Written By Brett Levine
Photography by Beau Gustafson
In the mid-1980s, KLM—an English electronic band—wrote a song with a mesmerizing refrain: “Swimming in the river of life, swimming in the river of life.” It coursed over pulsing rhythms that drove the song along, and you could almost imagine this being the soundtrack when you first meet Mitch Caponetto. You’ll have two realizations immediately: One, that he is definitely swimming in the river of life. And two, that beneath a humble exterior is someone who is literally on the edge of letting some incredible pulsing rhythms push you forward. Just give it a minute.
That minute will take you back to the Big Easy, where Caponetto began studying jazz drumming. “Let’s just say school wasn’t the best fit,” he says with a smile. While he loved drumming and performing, it was the structure that he felt didn’t necessarily fulfill his needs. Caponetto has an inherent feel for rhythm and a definitive love for jazz, but he learned very quickly that he would rather be in the milieu of New Orleans’s performing musicians than he would necessarily find fulfillment in a structured classroom.
Even more surprising was where he wanted to turn. “What I was finding really interesting,” he says with a pause, “was West African drumming.” There, in the heart of New Orleans, in a city marked by an incredibly competitive drumming culture, Caponetto wanted to turn an incredibly complex—but seemingly simple—instrument into his own. “My main instrument is the djembe, which is basically a hand drum. What’s important in playing West African music is how the musicians and dancers connect, and the djembe is one of the instruments that provides
The transition from kit to djembe, and to emphasizing West African music, was not without its challenges. “One of the biggest issues in a city like New Orleans is simply recognizing the sheer quality of the musicians,” Caponetto explains. “As someone who was passionate about the instrument and the music, and who had skills and a tradition as a drummer, learning was and is an ongoing process. But convincing people that I was serious about what I was doing, and [that] I was committed to furthering the ideas of African dance and African music was a little more difficult in the beginning.” Part of the challenge was simply proving to the community that he would honor the commitments he made to dance groups, and that he had the support of other drummers within the community. “I wanted to prove my passion through my playing,” he says quietly. “I’ve never been someone who particularly enjoys the spotlight. What I like to happen is simply to sit in the pocket and let the rhythms I help create and the music that I play help tell a story.”
It worked because in his time in New Orleans Caponetto joined the dance troupe N’fungola Sibo, which was deeply committed to him as its musical director.
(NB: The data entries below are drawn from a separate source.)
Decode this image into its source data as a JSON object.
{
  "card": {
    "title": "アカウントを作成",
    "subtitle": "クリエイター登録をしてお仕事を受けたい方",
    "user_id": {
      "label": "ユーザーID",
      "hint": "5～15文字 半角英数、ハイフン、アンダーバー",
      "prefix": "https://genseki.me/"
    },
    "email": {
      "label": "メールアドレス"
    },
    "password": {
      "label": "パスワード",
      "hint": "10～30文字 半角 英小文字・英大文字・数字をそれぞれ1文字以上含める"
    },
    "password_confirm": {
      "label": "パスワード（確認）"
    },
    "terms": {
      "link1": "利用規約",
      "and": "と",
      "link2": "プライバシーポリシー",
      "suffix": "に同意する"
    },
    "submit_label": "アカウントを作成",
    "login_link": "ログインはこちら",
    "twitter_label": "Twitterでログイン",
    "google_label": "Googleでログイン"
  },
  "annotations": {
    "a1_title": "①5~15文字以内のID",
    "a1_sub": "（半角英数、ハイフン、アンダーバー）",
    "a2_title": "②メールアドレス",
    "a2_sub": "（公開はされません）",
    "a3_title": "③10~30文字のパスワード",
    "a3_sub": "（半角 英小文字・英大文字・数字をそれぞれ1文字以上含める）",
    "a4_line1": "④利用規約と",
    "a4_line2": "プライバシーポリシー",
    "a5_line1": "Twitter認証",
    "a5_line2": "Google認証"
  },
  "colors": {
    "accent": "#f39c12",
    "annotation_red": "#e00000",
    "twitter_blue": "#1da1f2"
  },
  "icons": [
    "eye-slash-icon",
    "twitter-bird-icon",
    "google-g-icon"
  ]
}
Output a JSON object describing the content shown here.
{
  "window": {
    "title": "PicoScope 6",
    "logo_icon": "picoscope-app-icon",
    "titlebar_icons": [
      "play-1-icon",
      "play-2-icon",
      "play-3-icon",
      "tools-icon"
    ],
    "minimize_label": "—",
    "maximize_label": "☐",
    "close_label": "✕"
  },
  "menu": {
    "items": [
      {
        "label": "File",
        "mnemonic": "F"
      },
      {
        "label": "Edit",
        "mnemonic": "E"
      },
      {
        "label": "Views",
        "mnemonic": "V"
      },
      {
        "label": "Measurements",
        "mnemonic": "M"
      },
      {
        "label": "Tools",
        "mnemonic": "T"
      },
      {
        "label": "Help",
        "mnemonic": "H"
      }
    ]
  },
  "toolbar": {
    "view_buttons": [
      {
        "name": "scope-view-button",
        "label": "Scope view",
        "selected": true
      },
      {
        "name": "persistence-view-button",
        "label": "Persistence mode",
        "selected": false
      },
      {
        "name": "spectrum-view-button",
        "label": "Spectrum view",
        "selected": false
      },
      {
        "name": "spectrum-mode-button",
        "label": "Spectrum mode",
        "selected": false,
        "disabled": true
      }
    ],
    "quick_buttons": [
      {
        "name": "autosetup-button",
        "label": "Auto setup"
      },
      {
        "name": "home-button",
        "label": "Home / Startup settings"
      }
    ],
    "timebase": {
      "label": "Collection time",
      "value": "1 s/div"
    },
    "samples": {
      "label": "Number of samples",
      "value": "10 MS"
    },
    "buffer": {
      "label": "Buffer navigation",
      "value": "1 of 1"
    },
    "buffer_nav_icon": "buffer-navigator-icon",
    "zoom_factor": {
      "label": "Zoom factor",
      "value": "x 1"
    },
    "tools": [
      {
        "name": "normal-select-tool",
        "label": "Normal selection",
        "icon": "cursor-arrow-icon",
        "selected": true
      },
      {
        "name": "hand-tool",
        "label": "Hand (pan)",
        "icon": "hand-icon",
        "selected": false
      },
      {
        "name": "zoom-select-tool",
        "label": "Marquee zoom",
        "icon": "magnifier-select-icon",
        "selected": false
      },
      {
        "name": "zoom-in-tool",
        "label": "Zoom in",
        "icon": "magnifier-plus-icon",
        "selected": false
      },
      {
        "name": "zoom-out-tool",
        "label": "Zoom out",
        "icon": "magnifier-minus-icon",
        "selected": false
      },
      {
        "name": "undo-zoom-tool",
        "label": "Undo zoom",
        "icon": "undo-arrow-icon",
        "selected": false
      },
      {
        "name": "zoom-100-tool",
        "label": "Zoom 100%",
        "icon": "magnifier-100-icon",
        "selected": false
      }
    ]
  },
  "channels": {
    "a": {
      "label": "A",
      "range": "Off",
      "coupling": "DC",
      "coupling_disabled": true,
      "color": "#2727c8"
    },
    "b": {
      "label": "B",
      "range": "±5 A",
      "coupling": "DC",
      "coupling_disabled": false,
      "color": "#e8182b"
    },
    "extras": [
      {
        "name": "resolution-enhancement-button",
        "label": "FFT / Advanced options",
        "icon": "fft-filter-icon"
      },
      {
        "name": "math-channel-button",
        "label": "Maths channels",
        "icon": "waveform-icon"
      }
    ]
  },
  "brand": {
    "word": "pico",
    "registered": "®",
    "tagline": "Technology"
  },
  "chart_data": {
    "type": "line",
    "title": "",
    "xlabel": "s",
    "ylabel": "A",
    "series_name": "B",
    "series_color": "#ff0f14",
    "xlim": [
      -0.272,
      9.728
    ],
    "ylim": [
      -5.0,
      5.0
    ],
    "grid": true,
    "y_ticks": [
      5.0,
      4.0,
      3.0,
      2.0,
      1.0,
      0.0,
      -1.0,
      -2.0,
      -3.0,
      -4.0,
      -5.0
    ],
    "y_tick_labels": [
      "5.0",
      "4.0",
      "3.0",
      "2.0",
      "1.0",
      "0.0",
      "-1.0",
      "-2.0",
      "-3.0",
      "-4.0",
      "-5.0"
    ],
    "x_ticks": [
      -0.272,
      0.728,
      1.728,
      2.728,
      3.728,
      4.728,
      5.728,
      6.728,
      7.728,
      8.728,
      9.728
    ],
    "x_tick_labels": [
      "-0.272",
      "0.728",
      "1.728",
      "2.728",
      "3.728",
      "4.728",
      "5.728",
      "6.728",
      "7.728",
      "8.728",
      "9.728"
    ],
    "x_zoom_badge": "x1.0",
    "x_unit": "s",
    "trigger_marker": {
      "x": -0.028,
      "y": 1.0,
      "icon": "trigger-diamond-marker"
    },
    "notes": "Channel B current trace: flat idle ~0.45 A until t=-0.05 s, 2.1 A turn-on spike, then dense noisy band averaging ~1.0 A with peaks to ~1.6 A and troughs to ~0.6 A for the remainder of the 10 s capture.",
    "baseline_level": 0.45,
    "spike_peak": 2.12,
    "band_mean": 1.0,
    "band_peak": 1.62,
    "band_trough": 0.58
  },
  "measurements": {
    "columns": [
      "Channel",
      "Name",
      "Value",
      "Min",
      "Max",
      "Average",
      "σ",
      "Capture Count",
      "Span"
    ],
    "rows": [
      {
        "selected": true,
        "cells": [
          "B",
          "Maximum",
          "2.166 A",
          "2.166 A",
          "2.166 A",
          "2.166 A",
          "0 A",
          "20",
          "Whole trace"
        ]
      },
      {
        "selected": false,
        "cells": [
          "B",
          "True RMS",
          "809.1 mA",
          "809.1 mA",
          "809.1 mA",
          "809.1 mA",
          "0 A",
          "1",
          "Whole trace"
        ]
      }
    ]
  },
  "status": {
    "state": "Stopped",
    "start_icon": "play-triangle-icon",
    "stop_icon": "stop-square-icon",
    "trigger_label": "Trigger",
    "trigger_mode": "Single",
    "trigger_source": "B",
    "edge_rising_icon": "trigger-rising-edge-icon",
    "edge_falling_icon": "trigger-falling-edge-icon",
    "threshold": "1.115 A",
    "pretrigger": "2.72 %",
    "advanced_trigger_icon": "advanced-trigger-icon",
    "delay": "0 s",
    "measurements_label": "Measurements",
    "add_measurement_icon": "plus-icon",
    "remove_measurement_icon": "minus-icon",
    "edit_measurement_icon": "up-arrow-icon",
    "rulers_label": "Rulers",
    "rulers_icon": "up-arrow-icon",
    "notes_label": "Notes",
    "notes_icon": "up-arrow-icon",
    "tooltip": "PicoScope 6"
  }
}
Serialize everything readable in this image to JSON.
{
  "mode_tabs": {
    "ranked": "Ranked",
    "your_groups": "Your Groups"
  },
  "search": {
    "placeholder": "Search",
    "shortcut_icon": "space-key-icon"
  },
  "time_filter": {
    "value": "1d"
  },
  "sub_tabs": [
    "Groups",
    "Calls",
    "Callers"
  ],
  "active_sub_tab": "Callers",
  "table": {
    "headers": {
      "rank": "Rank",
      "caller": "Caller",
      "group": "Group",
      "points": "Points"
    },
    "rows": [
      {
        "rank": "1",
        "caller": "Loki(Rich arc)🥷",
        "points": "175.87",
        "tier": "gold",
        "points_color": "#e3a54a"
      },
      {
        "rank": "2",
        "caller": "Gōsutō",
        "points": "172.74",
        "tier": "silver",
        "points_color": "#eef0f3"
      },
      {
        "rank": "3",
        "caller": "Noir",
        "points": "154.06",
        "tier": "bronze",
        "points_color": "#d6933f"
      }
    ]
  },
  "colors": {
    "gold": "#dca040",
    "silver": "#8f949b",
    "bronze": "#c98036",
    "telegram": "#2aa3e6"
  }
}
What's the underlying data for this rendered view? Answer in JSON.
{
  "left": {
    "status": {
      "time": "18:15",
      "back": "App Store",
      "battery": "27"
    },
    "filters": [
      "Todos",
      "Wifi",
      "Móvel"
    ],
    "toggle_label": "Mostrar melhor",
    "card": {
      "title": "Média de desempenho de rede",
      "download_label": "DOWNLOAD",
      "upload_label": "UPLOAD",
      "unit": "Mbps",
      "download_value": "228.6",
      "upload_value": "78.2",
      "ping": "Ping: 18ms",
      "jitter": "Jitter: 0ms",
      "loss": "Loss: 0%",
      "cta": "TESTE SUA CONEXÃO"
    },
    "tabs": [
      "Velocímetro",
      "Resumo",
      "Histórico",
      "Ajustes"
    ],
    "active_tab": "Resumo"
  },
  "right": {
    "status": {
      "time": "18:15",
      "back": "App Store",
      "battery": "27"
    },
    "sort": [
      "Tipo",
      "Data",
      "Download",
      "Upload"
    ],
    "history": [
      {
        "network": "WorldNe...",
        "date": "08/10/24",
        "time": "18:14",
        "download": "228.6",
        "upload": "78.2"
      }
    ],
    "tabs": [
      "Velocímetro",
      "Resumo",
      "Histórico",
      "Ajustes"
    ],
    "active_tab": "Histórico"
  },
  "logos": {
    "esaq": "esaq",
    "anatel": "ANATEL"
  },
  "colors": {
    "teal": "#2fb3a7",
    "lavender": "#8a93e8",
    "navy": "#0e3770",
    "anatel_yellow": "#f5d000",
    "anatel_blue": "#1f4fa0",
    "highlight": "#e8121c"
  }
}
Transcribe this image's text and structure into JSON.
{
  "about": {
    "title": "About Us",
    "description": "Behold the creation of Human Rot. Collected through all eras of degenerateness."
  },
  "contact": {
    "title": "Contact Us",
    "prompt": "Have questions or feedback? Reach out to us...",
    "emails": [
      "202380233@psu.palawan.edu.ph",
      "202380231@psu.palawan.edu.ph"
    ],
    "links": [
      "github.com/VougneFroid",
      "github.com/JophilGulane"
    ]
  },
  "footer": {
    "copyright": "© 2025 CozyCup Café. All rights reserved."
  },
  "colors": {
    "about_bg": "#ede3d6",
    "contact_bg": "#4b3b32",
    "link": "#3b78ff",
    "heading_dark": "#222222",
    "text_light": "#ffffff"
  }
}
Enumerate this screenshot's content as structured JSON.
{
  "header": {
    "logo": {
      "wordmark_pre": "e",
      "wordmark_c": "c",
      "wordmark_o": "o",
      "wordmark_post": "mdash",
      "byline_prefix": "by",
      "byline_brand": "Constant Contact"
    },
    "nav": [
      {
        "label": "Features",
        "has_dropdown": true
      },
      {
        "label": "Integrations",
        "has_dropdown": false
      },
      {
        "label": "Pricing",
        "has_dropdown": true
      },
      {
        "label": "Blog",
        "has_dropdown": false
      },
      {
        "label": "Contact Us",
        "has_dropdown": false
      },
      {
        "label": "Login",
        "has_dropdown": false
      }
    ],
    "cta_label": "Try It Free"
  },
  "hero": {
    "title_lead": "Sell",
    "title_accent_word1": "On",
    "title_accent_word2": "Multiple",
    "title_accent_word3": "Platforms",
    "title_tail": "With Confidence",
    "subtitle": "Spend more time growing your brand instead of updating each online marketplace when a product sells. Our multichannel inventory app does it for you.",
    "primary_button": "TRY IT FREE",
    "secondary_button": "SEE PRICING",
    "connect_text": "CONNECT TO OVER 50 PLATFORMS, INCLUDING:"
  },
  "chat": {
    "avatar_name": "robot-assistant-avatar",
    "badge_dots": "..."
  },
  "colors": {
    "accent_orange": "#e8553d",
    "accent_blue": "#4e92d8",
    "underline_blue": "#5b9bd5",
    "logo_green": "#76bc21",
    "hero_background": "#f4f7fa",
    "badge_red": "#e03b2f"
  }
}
More importantly, however, were recognitions of his skills within the wider community, such as invitations to play as a member of Seguenon Kone’s Ivoire Spectacle at Jazz Fest 2012. What is even more interesting, as we sit outside Chez Lulu watching the video, is that Caponetto is thrilled with precisely where he is: just in the background at the beginning of the video, locked tight, in rhythm, and simply killing it. The performance, just under 15 minutes of YouTube spectacle, is a masterpiece of undulating sound and a visual delight. “He’s really incredible,” Caponetto remarks, deflecting comments from just how good he actually is.
Now that he has been back in Birmingham for almost three years, he is now exploring a range of options for pursuing the types of music that enthrall him. “It can be challenging at times,” he begins, “but in fact Birmingham is home to a small—but incredibly passionate—community interested in and committed to West African drumming. You probably didn’t know that though, right?” Right he is, because much of the communicative quality of creativity flies under the radar, enjoyed by audiences “in-the-know” but invisible to those outside it.
He would like to change that, if possible. “Birmingham has the potential for a thriving African dance scene,” he enthuses. “There are drummers ready to play, and now the challenge is simply finding a dance teacher with the same passion for bringing this art form to Birmingham audiences and students.” For now, Caponetto keeps practicing, keeps playing, and keeps learning. He is just back from several months out West, driving through some of America’s most beautiful landscapes. He always has an instrument with him so he can look, see, feel, and play. When you get the chance, Mitch Caponetto can let you hear and feel some the incredible rhythms that he explores every